Element data from apps and pages
□ □ □
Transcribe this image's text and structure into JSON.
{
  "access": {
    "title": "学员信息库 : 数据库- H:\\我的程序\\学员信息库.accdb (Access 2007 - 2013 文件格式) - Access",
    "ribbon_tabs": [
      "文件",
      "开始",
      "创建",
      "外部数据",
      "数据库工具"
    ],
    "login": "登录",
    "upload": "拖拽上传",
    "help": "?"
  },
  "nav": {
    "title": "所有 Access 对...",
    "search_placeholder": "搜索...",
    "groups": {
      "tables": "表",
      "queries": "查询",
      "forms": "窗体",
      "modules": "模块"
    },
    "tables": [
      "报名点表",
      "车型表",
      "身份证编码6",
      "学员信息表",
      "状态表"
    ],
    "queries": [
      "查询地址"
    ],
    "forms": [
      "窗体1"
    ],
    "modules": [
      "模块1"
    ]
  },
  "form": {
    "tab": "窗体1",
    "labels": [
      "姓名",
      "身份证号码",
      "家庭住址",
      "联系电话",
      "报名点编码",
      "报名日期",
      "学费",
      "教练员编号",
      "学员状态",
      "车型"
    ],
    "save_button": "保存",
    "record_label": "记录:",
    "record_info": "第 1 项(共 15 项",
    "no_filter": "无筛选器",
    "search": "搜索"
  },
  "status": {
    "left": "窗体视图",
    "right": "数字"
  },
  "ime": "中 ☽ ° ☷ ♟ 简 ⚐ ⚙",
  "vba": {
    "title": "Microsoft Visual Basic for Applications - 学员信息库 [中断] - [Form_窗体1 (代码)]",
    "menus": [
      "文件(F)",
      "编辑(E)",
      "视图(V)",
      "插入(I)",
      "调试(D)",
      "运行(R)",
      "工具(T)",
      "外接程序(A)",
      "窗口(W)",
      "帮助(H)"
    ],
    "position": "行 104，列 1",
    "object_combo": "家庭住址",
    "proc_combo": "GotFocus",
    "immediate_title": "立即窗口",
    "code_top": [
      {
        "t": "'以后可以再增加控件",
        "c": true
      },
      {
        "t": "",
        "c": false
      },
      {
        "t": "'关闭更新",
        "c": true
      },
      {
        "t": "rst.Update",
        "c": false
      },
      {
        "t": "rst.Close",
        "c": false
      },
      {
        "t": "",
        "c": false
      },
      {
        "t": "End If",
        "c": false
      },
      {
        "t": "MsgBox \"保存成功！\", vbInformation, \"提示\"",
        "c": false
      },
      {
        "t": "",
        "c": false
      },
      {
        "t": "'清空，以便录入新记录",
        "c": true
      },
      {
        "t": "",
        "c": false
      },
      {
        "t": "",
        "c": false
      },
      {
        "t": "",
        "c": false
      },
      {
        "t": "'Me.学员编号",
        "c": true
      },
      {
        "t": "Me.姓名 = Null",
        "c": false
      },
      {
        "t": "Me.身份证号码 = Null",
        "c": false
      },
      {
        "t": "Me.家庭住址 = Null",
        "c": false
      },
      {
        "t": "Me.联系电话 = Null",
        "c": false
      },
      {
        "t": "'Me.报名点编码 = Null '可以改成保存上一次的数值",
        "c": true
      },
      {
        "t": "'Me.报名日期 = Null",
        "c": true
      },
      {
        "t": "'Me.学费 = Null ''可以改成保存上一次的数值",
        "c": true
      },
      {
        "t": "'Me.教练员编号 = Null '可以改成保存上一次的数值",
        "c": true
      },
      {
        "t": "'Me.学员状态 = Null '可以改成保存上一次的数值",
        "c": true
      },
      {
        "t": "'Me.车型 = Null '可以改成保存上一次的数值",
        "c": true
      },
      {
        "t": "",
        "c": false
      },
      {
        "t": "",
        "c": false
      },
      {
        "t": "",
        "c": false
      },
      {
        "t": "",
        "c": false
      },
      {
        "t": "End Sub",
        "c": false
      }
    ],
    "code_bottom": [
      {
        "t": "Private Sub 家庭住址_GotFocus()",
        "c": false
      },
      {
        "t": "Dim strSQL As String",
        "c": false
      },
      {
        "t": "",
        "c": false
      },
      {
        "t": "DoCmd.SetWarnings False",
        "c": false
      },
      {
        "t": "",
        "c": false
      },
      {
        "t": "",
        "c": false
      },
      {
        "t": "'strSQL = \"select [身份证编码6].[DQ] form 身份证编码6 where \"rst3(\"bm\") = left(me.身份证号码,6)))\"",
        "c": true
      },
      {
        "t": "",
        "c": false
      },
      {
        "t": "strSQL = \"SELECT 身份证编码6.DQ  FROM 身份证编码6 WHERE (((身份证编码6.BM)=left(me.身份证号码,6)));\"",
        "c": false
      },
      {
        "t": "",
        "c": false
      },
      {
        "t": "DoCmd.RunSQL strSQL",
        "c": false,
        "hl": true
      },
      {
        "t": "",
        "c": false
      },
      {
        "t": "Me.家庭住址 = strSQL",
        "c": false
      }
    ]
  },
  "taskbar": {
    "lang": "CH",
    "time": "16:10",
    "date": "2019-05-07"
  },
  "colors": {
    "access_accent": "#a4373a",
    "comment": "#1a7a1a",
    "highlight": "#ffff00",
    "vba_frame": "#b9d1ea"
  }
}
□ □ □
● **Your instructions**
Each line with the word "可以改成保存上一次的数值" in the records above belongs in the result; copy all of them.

● **Task output**
        "t": "'Me.报名点编码 = Null '可以改成保存上一次的数值",
        "t": "'Me.学费 = Null ''可以改成保存上一次的数值",
        "t": "'Me.教练员编号 = Null '可以改成保存上一次的数值",
        "t": "'Me.学员状态 = Null '可以改成保存上一次的数值",
        "t": "'Me.车型 = Null '可以改成保存上一次的数值",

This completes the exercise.